Once again, the Centers for Disease Control and Prevention is warning us to steer clear of romaine lettuce contaminated with the deadly E. coli O157:H7. This time it’s lettuce grown in California’s Salinas Valley that has hospitalized 39 people in 19 states.
This marks the fourth outbreak of E. coli in romaine lettuce in the last two years. These outbreaks lay bare an alarming truth that contradicts a century of germ consciousness and progress in public health: Our food system still is not safe. And the Trump administration’s aversion to safety regulations means that this will not be the last outbreak.
News coverage of E. coli outbreaks tends to make lettuce contamination seem like a fluke in an otherwise functional system, often focusing on contamination of the outer surfaces of lettuce leaves, as if the bacteria were principally spread by occasional splashing from irrigation water or by drifting, airborne soil particles from nearby dairy farms.
But research on bacterial contamination of lettuce has come to a contrary and worrisome conclusion — bacteria-tainted water does not need to accidentally splash on lettuce leaves to contaminate them. In 2002, Ethan Solomon and his colleagues at Rutgers University showed that E. coli in irrigation water travels through the roots of lettuce plants and into the lettuce leaves. Even after the outer surface of the leaves is chemically disinfected, E. coli cells are still in the plant tissue. Solomon’s research has deep implications for today’s E. coli outbreaks: Tainted irrigation water means tainted greens.
Indeed, a Food and Drug Administration study of the E. coli outbreak in April 2018 implicated irrigation water. The E. coli that sickened consumers showed a DNA-sequence match only to bacteria from the irrigation canal that watered several miles of romaine. Putting this together with the Solomon study, it’s clear that the tainted water could have contaminated an entire field of lettuce.
FDA rules enacted during the Obama era would have required monitoring and treating irrigation water for E. coli, starting in 2018. Farms would monitor their irrigation water for pathogens at least once each growing season and possibly more frequently depending on proximity to potential pathogen sources. Following discovery of microbial pollution, the rules require mitigation of the danger, either by treating the water or by switching to an uncontaminated water source.
But President Trump’s first FDA commissioner, Scott Gottlieb, rolled back the regulations until 2022, saying that microbial quality standards for agricultural water are “too complicated, and in some cases too costly, to be effectively implemented.”
Leafy greens industry officials say that the industry standard is to monitor the water once a month. But the point of having federal rules is to ensure that all farms comply with water testing standards. The FDA rules would require more frequent testing if the likelihood of contamination from a known source, such as a nearby livestock farm with untreated feces, increases.
We should not be surprised that a regulation-averse administration would disregard the science of food safety, but it is concerning that consumers are complacent about yearly outbreaks of E. coli contamination and largely silent about the rollback of food safety regulations.
This wasn’t always the case.

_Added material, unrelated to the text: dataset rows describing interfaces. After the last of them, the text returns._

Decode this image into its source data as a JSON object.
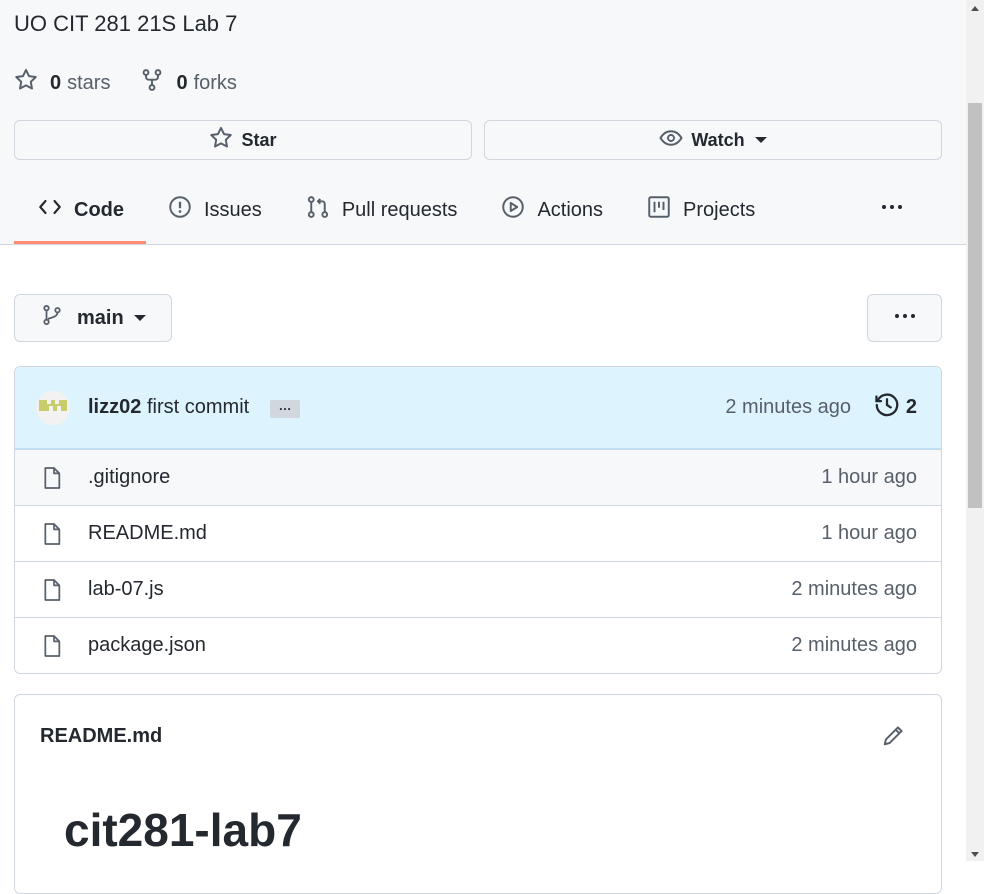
{
  "repo": {
    "description": "UO CIT 281 21S Lab 7",
    "stars_count": "0",
    "stars_label": "stars",
    "forks_count": "0",
    "forks_label": "forks"
  },
  "buttons": {
    "star": "Star",
    "watch": "Watch"
  },
  "tabs": [
    {
      "label": "Code",
      "icon": "code-icon",
      "active": true
    },
    {
      "label": "Issues",
      "icon": "issue-icon"
    },
    {
      "label": "Pull requests",
      "icon": "pull-request-icon"
    },
    {
      "label": "Actions",
      "icon": "play-icon"
    },
    {
      "label": "Projects",
      "icon": "project-icon"
    }
  ],
  "branch": {
    "name": "main"
  },
  "commit": {
    "author": "lizz02",
    "message": "first commit",
    "time": "2 minutes ago",
    "count": "2"
  },
  "files": [
    {
      "name": ".gitignore",
      "time": "1 hour ago"
    },
    {
      "name": "README.md",
      "time": "1 hour ago"
    },
    {
      "name": "lab-07.js",
      "time": "2 minutes ago"
    },
    {
      "name": "package.json",
      "time": "2 minutes ago"
    }
  ],
  "readme": {
    "title": "README.md",
    "heading": "cit281-lab7"
  },
  "colors": {
    "accent_underline": "#fd8c73",
    "commit_bg": "#ddf4ff",
    "border": "#d0d7de"
  }
}
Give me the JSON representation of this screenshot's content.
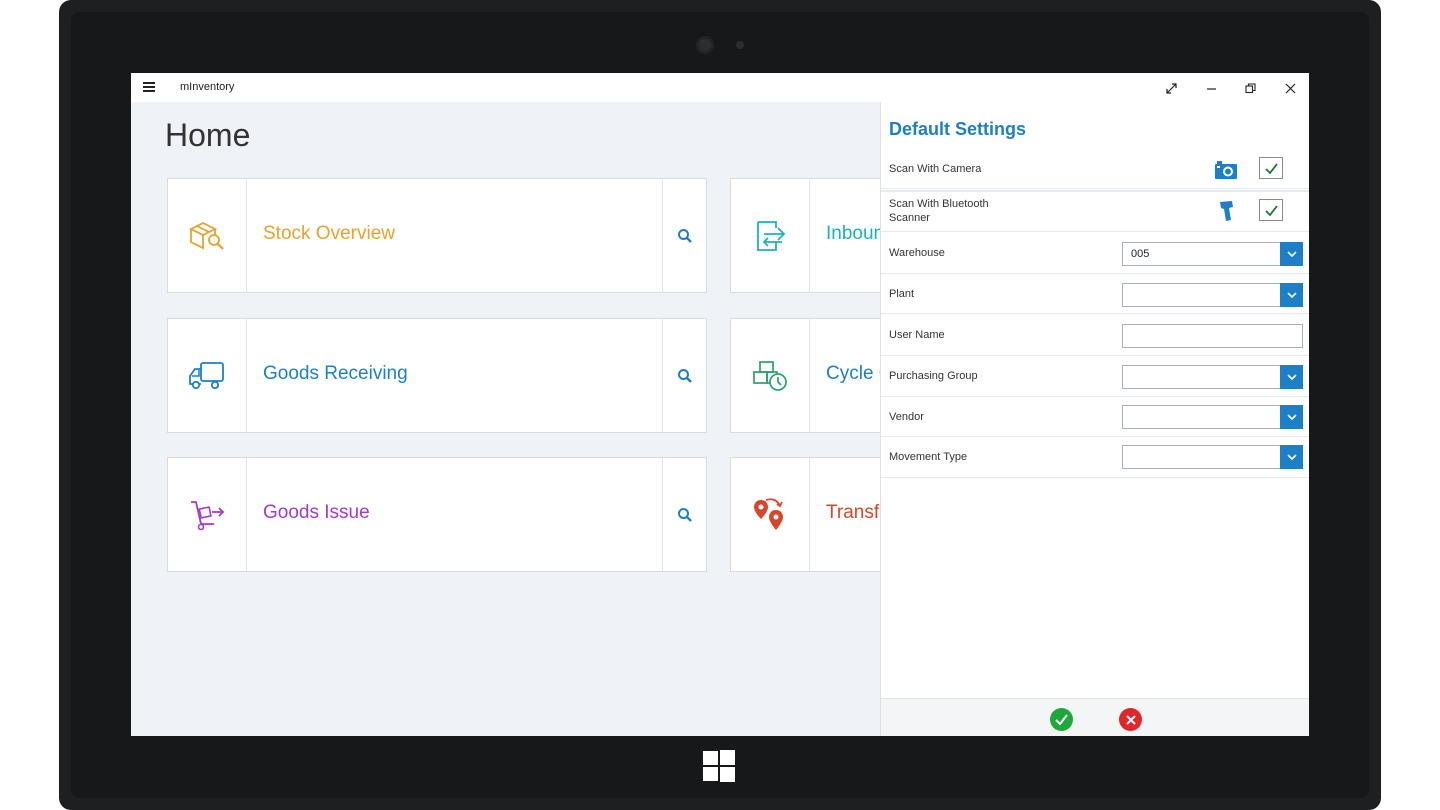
{
  "app": {
    "title": "mInventory"
  },
  "page": {
    "title": "Home"
  },
  "tiles": [
    {
      "label": "Stock Overview",
      "color": "#e8a22a",
      "icon": "box-search-icon"
    },
    {
      "label": "Inbound Delivery",
      "visible_label": "Inboun",
      "color": "#1ab3b8",
      "icon": "inbound-icon"
    },
    {
      "label": "Goods Receiving",
      "color": "#1c7fc8",
      "icon": "truck-icon"
    },
    {
      "label": "Cycle Count",
      "visible_label": "Cycle C",
      "color": "#1c7fc8",
      "icon": "boxes-clock-icon"
    },
    {
      "label": "Goods Issue",
      "color": "#a23bc9",
      "icon": "hand-truck-icon"
    },
    {
      "label": "Transfer Posting",
      "visible_label": "Transfe",
      "color": "#d9452a",
      "icon": "location-pins-icon"
    }
  ],
  "settings": {
    "title": "Default Settings",
    "scan_camera": {
      "label": "Scan With Camera",
      "checked": true,
      "icon": "camera-icon"
    },
    "scan_bluetooth": {
      "label_line1": "Scan With Bluetooth",
      "label_line2": "Scanner",
      "checked": true,
      "icon": "barcode-scanner-icon"
    },
    "warehouse": {
      "label": "Warehouse",
      "value": "005"
    },
    "plant": {
      "label": "Plant",
      "value": ""
    },
    "user_name": {
      "label": "User Name",
      "value": ""
    },
    "purchasing_group": {
      "label": "Purchasing Group",
      "value": ""
    },
    "vendor": {
      "label": "Vendor",
      "value": ""
    },
    "movement_type": {
      "label": "Movement Type",
      "value": ""
    }
  },
  "colors": {
    "accent": "#1c7fc8",
    "confirm": "#1fa83a",
    "cancel": "#e0262b"
  }
}
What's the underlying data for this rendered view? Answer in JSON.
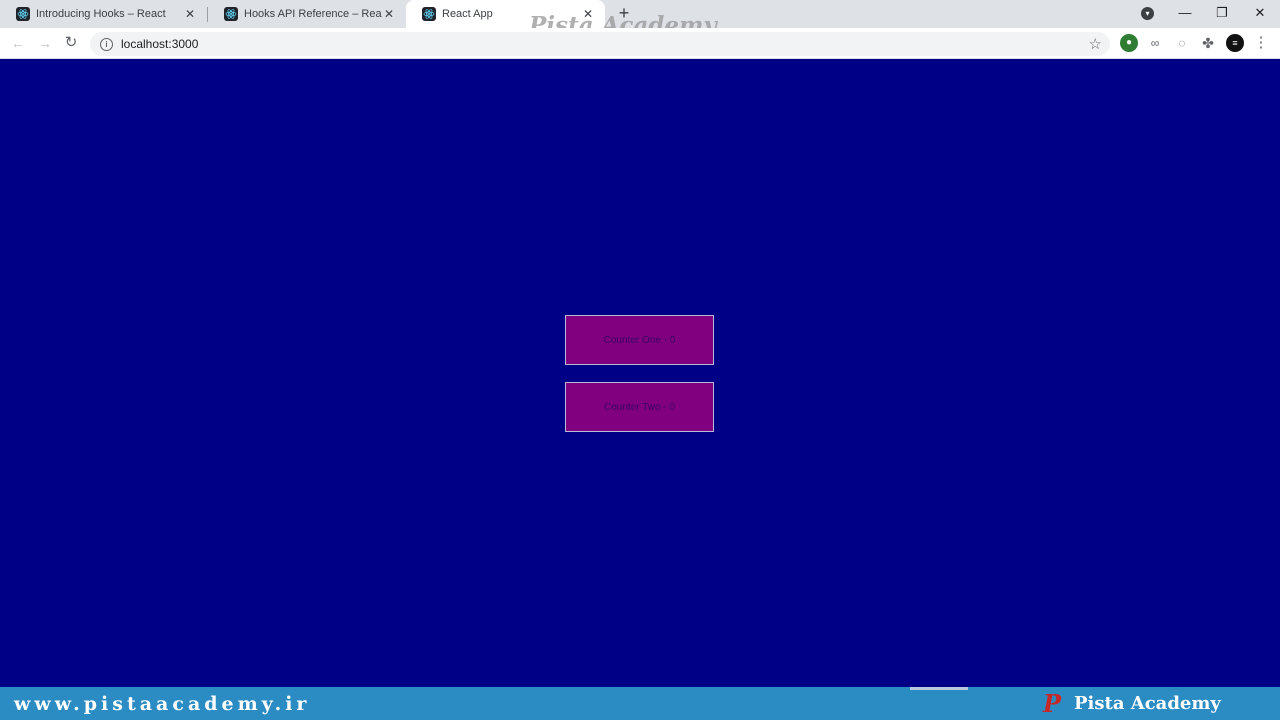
{
  "browser": {
    "tabs": [
      {
        "title": "Introducing Hooks – React",
        "active": false
      },
      {
        "title": "Hooks API Reference – React",
        "active": false
      },
      {
        "title": "React App",
        "active": true
      }
    ],
    "url": "localhost:3000",
    "icons": {
      "new_tab": "plus-icon",
      "back": "arrow-left-icon",
      "forward": "arrow-right-icon",
      "reload": "reload-icon",
      "site_info": "info-icon",
      "bookmark": "star-icon",
      "extensions": "puzzle-icon"
    },
    "glyphs": {
      "close": "✕",
      "plus": "+",
      "back": "←",
      "forward": "→",
      "reload": "↻",
      "info": "i",
      "star": "☆",
      "puzzle": "✤",
      "menu": "⋮",
      "minimize": "—",
      "maximize": "❐",
      "window_close": "✕",
      "dropdown": "▾"
    }
  },
  "watermark": {
    "top": "Pista Academy"
  },
  "page": {
    "background": "#000086",
    "counter_one_label": "Counter One - 0",
    "counter_two_label": "Counter Two - 0",
    "button_color": "#800080"
  },
  "banner": {
    "website": "www.pistaacademy.ir",
    "logo_letter": "P",
    "brand": "Pista Academy",
    "background": "#2b8cc4"
  }
}
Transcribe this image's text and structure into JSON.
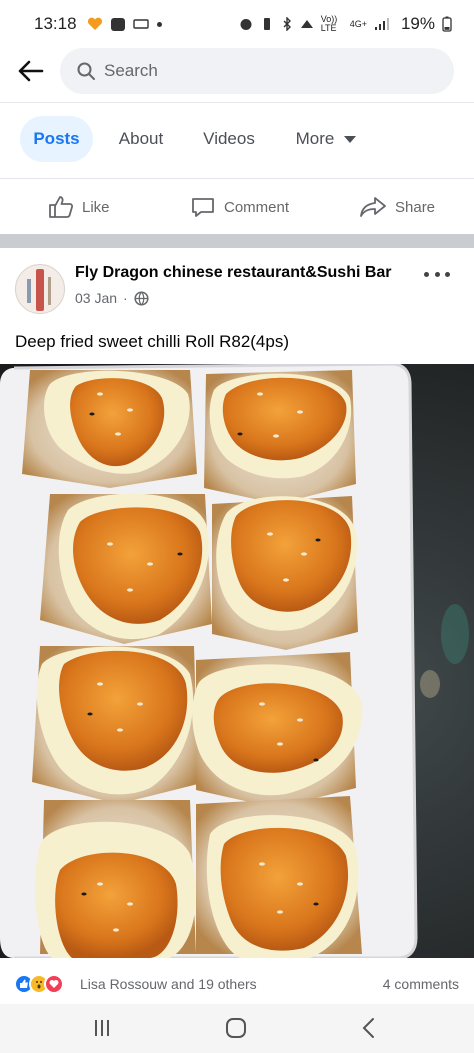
{
  "status_bar": {
    "time": "13:18",
    "network_label": "Vo)) LTE",
    "signal_label": "4G+",
    "battery": "19%"
  },
  "search": {
    "placeholder": "Search"
  },
  "tabs": [
    {
      "label": "Posts",
      "active": true
    },
    {
      "label": "About",
      "active": false
    },
    {
      "label": "Videos",
      "active": false
    },
    {
      "label": "More",
      "active": false
    }
  ],
  "actions": {
    "like": "Like",
    "comment": "Comment",
    "share": "Share"
  },
  "post": {
    "page_name": "Fly Dragon chinese restaurant&Sushi Bar",
    "date": "03 Jan",
    "caption": "Deep fried sweet chilli Roll  R82(4ps)"
  },
  "reactions": {
    "names": "Lisa Rossouw and 19 others",
    "comments": "4 comments"
  },
  "colors": {
    "accent": "#1877f2",
    "sauce": "#d9761c",
    "mayo": "#f7f0cf",
    "tray": "#f2f2f4"
  }
}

A century ago, when the concept of germs was still new to the American consciousness, Americans became obsessed with keeping themselves free of infections. Fixtures of today’s consumer landscape — white porcelain toilets, plastic-wrapped food and tiny bars of soap in hotels — are all relics of Americans’ earlier obsession with germs.
In the early 1900s, public health campaigns and consumer goods made the science of microbiology an everyday feature of daily life. Canned food producers emphasized the scientific sterility of their goods, and bread manufacturers found that “sanitary packaging” increased their profits. Science was good for business.
Beyond packaging, a new social ethic of disease prevention was born. Containing one’s own infections and the infections of others wasn’t just good hygiene, it was good citizenship, a marker of a highly collaborative public health ethic.
In the late 19th century, before germs were appreciated as responsible for our illnesses, street vendors would routinely spit on their handkerchiefs to polish their apples for sale. But when the science of germ theory became accepted, the general public came to view such behavior as disgusting and dangerous, and street vendors were forced to adapt.
Historical shifts in what the public accepts as healthful have brought vast improvements over the last century, from chlorinated drinking water to safe food-handling practices in restaurants.
Americans have never lost our visceral disgust for infection — think how nervous we get when someone nearby starts sneezing and coughing — but outbreaks from salad greens have failed to register, perhaps because these outbreaks are viewed as one-off events and not as broad failures to keep our food free of dangerous germs.
Stronger regulations for irrigation water would help prevent romaine from becoming the pariah of the agricultural industry and would keep consumers safe. If we do nothing to protect produce from systemic bacterial contamination, we can be sure that it will happen again soon.
Frederick M. Cohan is a microbial ecologist and professor of biology in the College of the Environment at Wesleyan University. Isaac Klimasmith is an undergraduate and Doris Duke conservation scholar at Wesleyan.